Supplied material —
____

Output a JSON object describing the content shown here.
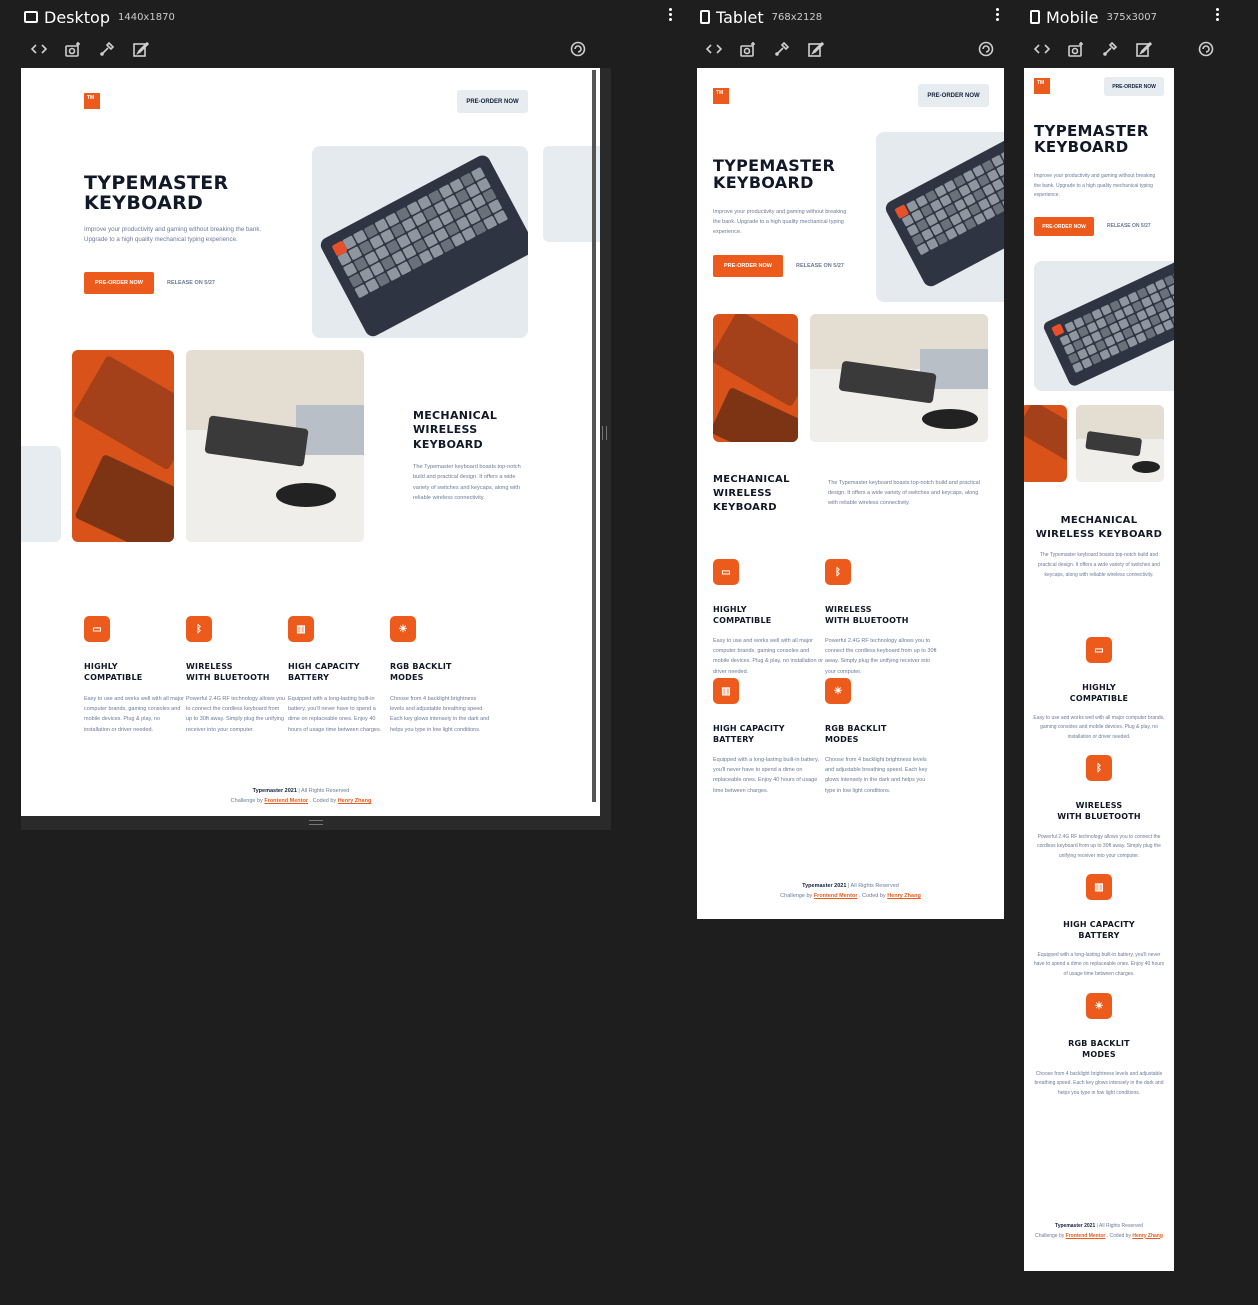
{
  "panes": {
    "desktop": {
      "name": "Desktop",
      "dims": "1440x1870"
    },
    "tablet": {
      "name": "Tablet",
      "dims": "768x2128"
    },
    "mobile": {
      "name": "Mobile",
      "dims": "375x3007"
    }
  },
  "toolbar_icons": [
    "code-icon",
    "camera-icon",
    "eyedropper-icon",
    "edit-icon",
    "rotate-icon"
  ],
  "site": {
    "logo": "TM",
    "preorder_top": "PRE-ORDER NOW",
    "hero_title_1": "TYPEMASTER",
    "hero_title_2": "KEYBOARD",
    "hero_text": "Improve your productivity and gaming without breaking the bank. Upgrade to a high quality mechanical typing experience.",
    "preorder_btn": "PRE-ORDER NOW",
    "release": "RELEASE ON 5/27",
    "section_title_1": "MECHANICAL",
    "section_title_2": "WIRELESS",
    "section_title_3": "KEYBOARD",
    "section_text": "The Typemaster keyboard boasts top-notch build and practical design. It offers a wide variety of switches and keycaps, along with reliable wireless connectivity.",
    "features": [
      {
        "icon": "monitor-icon",
        "title_1": "HIGHLY",
        "title_2": "COMPATIBLE",
        "text": "Easy to use and works well with all major computer brands, gaming consoles and mobile devices. Plug & play, no installation or driver needed."
      },
      {
        "icon": "bluetooth-icon",
        "title_1": "WIRELESS",
        "title_2": "WITH BLUETOOTH",
        "text": "Powerful 2.4G RF technology allows you to connect the cordless keyboard from up to 30ft away. Simply plug the unifying receiver into your computer."
      },
      {
        "icon": "battery-icon",
        "title_1": "HIGH CAPACITY",
        "title_2": "BATTERY",
        "text": "Equipped with a long-lasting built-in battery, you'll never have to spend a dime on replaceable ones. Enjoy 40 hours of usage time between charges."
      },
      {
        "icon": "sun-icon",
        "title_1": "RGB BACKLIT",
        "title_2": "MODES",
        "text": "Choose from 4 backlight brightness levels and adjustable breathing speed. Each key glows intensely in the dark and helps you type in low light conditions."
      }
    ],
    "footer_brand": "Typemaster 2021",
    "footer_rights": "| All Rights Reserved",
    "footer_challenge": "Challenge by",
    "footer_fm": "Frontend Mentor",
    "footer_coded": ". Coded by",
    "footer_author": "Henry Zhang"
  },
  "colors": {
    "accent": "#ec5b1b",
    "dark": "#111827",
    "muted": "#6b7a99",
    "chrome_bg": "#1e1e1e"
  }
}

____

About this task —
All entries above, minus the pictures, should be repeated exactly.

Task solution —
Output a JSON object describing the content shown here.
{
  "panes": {
    "desktop": {
      "name": "Desktop",
      "dims": "1440x1870"
    },
    "tablet": {
      "name": "Tablet",
      "dims": "768x2128"
    },
    "mobile": {
      "name": "Mobile",
      "dims": "375x3007"
    }
  },
  "toolbar_icons": [
    "code-icon",
    "camera-icon",
    "eyedropper-icon",
    "edit-icon",
    "rotate-icon"
  ],
  "site": {
    "logo": "TM",
    "preorder_top": "PRE-ORDER NOW",
    "hero_title_1": "TYPEMASTER",
    "hero_title_2": "KEYBOARD",
    "hero_text": "Improve your productivity and gaming without breaking the bank. Upgrade to a high quality mechanical typing experience.",
    "preorder_btn": "PRE-ORDER NOW",
    "release": "RELEASE ON 5/27",
    "section_title_1": "MECHANICAL",
    "section_title_2": "WIRELESS",
    "section_title_3": "KEYBOARD",
    "section_text": "The Typemaster keyboard boasts top-notch build and practical design. It offers a wide variety of switches and keycaps, along with reliable wireless connectivity.",
    "features": [
      {
        "icon": "monitor-icon",
        "title_1": "HIGHLY",
        "title_2": "COMPATIBLE",
        "text": "Easy to use and works well with all major computer brands, gaming consoles and mobile devices. Plug & play, no installation or driver needed."
      },
      {
        "icon": "bluetooth-icon",
        "title_1": "WIRELESS",
        "title_2": "WITH BLUETOOTH",
        "text": "Powerful 2.4G RF technology allows you to connect the cordless keyboard from up to 30ft away. Simply plug the unifying receiver into your computer."
      },
      {
        "icon": "battery-icon",
        "title_1": "HIGH CAPACITY",
        "title_2": "BATTERY",
        "text": "Equipped with a long-lasting built-in battery, you'll never have to spend a dime on replaceable ones. Enjoy 40 hours of usage time between charges."
      },
      {
        "icon": "sun-icon",
        "title_1": "RGB BACKLIT",
        "title_2": "MODES",
        "text": "Choose from 4 backlight brightness levels and adjustable breathing speed. Each key glows intensely in the dark and helps you type in low light conditions."
      }
    ],
    "footer_brand": "Typemaster 2021",
    "footer_rights": "| All Rights Reserved",
    "footer_challenge": "Challenge by",
    "footer_fm": "Frontend Mentor",
    "footer_coded": ". Coded by",
    "footer_author": "Henry Zhang"
  },
  "colors": {
    "accent": "#ec5b1b",
    "dark": "#111827",
    "muted": "#6b7a99",
    "chrome_bg": "#1e1e1e"
  }
}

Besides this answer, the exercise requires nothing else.